Output the full listing below exactly; the images stay out.

%%

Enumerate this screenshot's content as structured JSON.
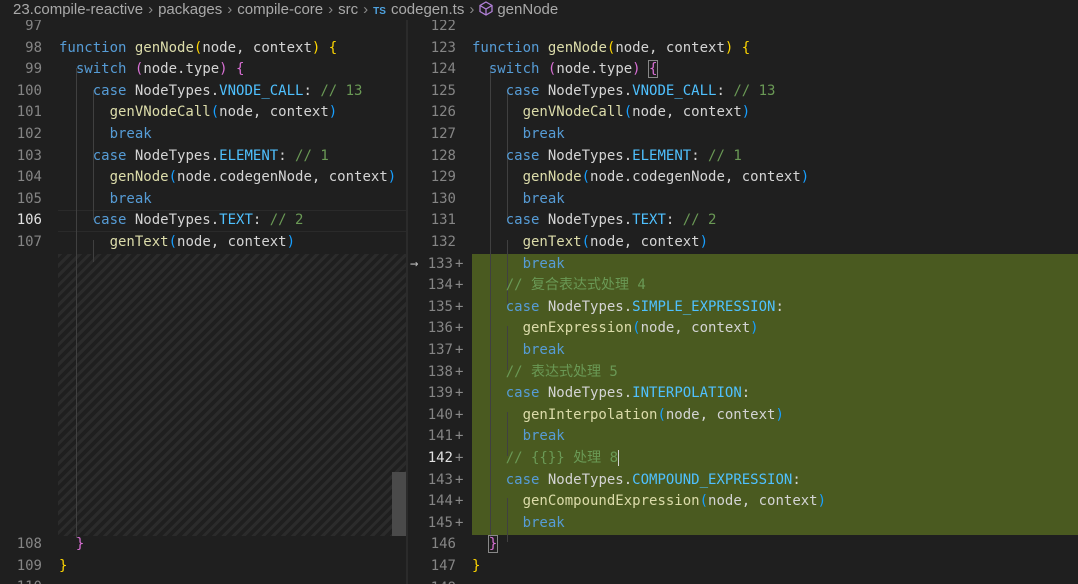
{
  "breadcrumb": {
    "items": [
      "23.compile-reactive",
      "packages",
      "compile-core",
      "src",
      "codegen.ts",
      "genNode"
    ],
    "ts_badge": "TS",
    "separator": "›"
  },
  "left": {
    "lines": [
      {
        "n": "97",
        "text": ""
      },
      {
        "n": "98",
        "text": "function genNode(node, context) {"
      },
      {
        "n": "99",
        "text": "  switch (node.type) {"
      },
      {
        "n": "100",
        "text": "    case NodeTypes.VNODE_CALL: // 13"
      },
      {
        "n": "101",
        "text": "      genVNodeCall(node, context)"
      },
      {
        "n": "102",
        "text": "      break"
      },
      {
        "n": "103",
        "text": "    case NodeTypes.ELEMENT: // 1"
      },
      {
        "n": "104",
        "text": "      genNode(node.codegenNode, context)"
      },
      {
        "n": "105",
        "text": "      break"
      },
      {
        "n": "106",
        "text": "    case NodeTypes.TEXT: // 2"
      },
      {
        "n": "107",
        "text": "      genText(node, context)"
      },
      {
        "n": "108",
        "text": "  }"
      },
      {
        "n": "109",
        "text": "}"
      },
      {
        "n": "110",
        "text": ""
      }
    ]
  },
  "right": {
    "lines": [
      {
        "n": "122",
        "text": ""
      },
      {
        "n": "123",
        "text": "function genNode(node, context) {"
      },
      {
        "n": "124",
        "text": "  switch (node.type) {"
      },
      {
        "n": "125",
        "text": "    case NodeTypes.VNODE_CALL: // 13"
      },
      {
        "n": "126",
        "text": "      genVNodeCall(node, context)"
      },
      {
        "n": "127",
        "text": "      break"
      },
      {
        "n": "128",
        "text": "    case NodeTypes.ELEMENT: // 1"
      },
      {
        "n": "129",
        "text": "      genNode(node.codegenNode, context)"
      },
      {
        "n": "130",
        "text": "      break"
      },
      {
        "n": "131",
        "text": "    case NodeTypes.TEXT: // 2"
      },
      {
        "n": "132",
        "text": "      genText(node, context)"
      },
      {
        "n": "133",
        "text": "      break"
      },
      {
        "n": "134",
        "text": "    // 复合表达式处理 4"
      },
      {
        "n": "135",
        "text": "    case NodeTypes.SIMPLE_EXPRESSION:"
      },
      {
        "n": "136",
        "text": "      genExpression(node, context)"
      },
      {
        "n": "137",
        "text": "      break"
      },
      {
        "n": "138",
        "text": "    // 表达式处理 5"
      },
      {
        "n": "139",
        "text": "    case NodeTypes.INTERPOLATION:"
      },
      {
        "n": "140",
        "text": "      genInterpolation(node, context)"
      },
      {
        "n": "141",
        "text": "      break"
      },
      {
        "n": "142",
        "text": "    // {{}} 处理 8"
      },
      {
        "n": "143",
        "text": "    case NodeTypes.COMPOUND_EXPRESSION:"
      },
      {
        "n": "144",
        "text": "      genCompoundExpression(node, context)"
      },
      {
        "n": "145",
        "text": "      break"
      },
      {
        "n": "146",
        "text": "  }"
      },
      {
        "n": "147",
        "text": "}"
      },
      {
        "n": "148",
        "text": ""
      }
    ],
    "added_marker": "+",
    "arrow": "→"
  },
  "colors": {
    "background": "#1f1f1f",
    "added_line": "#4a5a20",
    "keyword": "#569cd6",
    "function": "#dcdcaa",
    "enum_member": "#4fc1ff",
    "comment": "#6a9955"
  }
}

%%

Task output ::
Enumerate this screenshot's content as structured JSON.
{
  "breadcrumb": {
    "items": [
      "23.compile-reactive",
      "packages",
      "compile-core",
      "src",
      "codegen.ts",
      "genNode"
    ],
    "ts_badge": "TS",
    "separator": "›"
  },
  "left": {
    "lines": [
      {
        "n": "97",
        "text": ""
      },
      {
        "n": "98",
        "text": "function genNode(node, context) {"
      },
      {
        "n": "99",
        "text": "  switch (node.type) {"
      },
      {
        "n": "100",
        "text": "    case NodeTypes.VNODE_CALL: // 13"
      },
      {
        "n": "101",
        "text": "      genVNodeCall(node, context)"
      },
      {
        "n": "102",
        "text": "      break"
      },
      {
        "n": "103",
        "text": "    case NodeTypes.ELEMENT: // 1"
      },
      {
        "n": "104",
        "text": "      genNode(node.codegenNode, context)"
      },
      {
        "n": "105",
        "text": "      break"
      },
      {
        "n": "106",
        "text": "    case NodeTypes.TEXT: // 2"
      },
      {
        "n": "107",
        "text": "      genText(node, context)"
      },
      {
        "n": "108",
        "text": "  }"
      },
      {
        "n": "109",
        "text": "}"
      },
      {
        "n": "110",
        "text": ""
      }
    ]
  },
  "right": {
    "lines": [
      {
        "n": "122",
        "text": ""
      },
      {
        "n": "123",
        "text": "function genNode(node, context) {"
      },
      {
        "n": "124",
        "text": "  switch (node.type) {"
      },
      {
        "n": "125",
        "text": "    case NodeTypes.VNODE_CALL: // 13"
      },
      {
        "n": "126",
        "text": "      genVNodeCall(node, context)"
      },
      {
        "n": "127",
        "text": "      break"
      },
      {
        "n": "128",
        "text": "    case NodeTypes.ELEMENT: // 1"
      },
      {
        "n": "129",
        "text": "      genNode(node.codegenNode, context)"
      },
      {
        "n": "130",
        "text": "      break"
      },
      {
        "n": "131",
        "text": "    case NodeTypes.TEXT: // 2"
      },
      {
        "n": "132",
        "text": "      genText(node, context)"
      },
      {
        "n": "133",
        "text": "      break"
      },
      {
        "n": "134",
        "text": "    // 复合表达式处理 4"
      },
      {
        "n": "135",
        "text": "    case NodeTypes.SIMPLE_EXPRESSION:"
      },
      {
        "n": "136",
        "text": "      genExpression(node, context)"
      },
      {
        "n": "137",
        "text": "      break"
      },
      {
        "n": "138",
        "text": "    // 表达式处理 5"
      },
      {
        "n": "139",
        "text": "    case NodeTypes.INTERPOLATION:"
      },
      {
        "n": "140",
        "text": "      genInterpolation(node, context)"
      },
      {
        "n": "141",
        "text": "      break"
      },
      {
        "n": "142",
        "text": "    // {{}} 处理 8"
      },
      {
        "n": "143",
        "text": "    case NodeTypes.COMPOUND_EXPRESSION:"
      },
      {
        "n": "144",
        "text": "      genCompoundExpression(node, context)"
      },
      {
        "n": "145",
        "text": "      break"
      },
      {
        "n": "146",
        "text": "  }"
      },
      {
        "n": "147",
        "text": "}"
      },
      {
        "n": "148",
        "text": ""
      }
    ],
    "added_marker": "+",
    "arrow": "→"
  },
  "colors": {
    "background": "#1f1f1f",
    "added_line": "#4a5a20",
    "keyword": "#569cd6",
    "function": "#dcdcaa",
    "enum_member": "#4fc1ff",
    "comment": "#6a9955"
  }
}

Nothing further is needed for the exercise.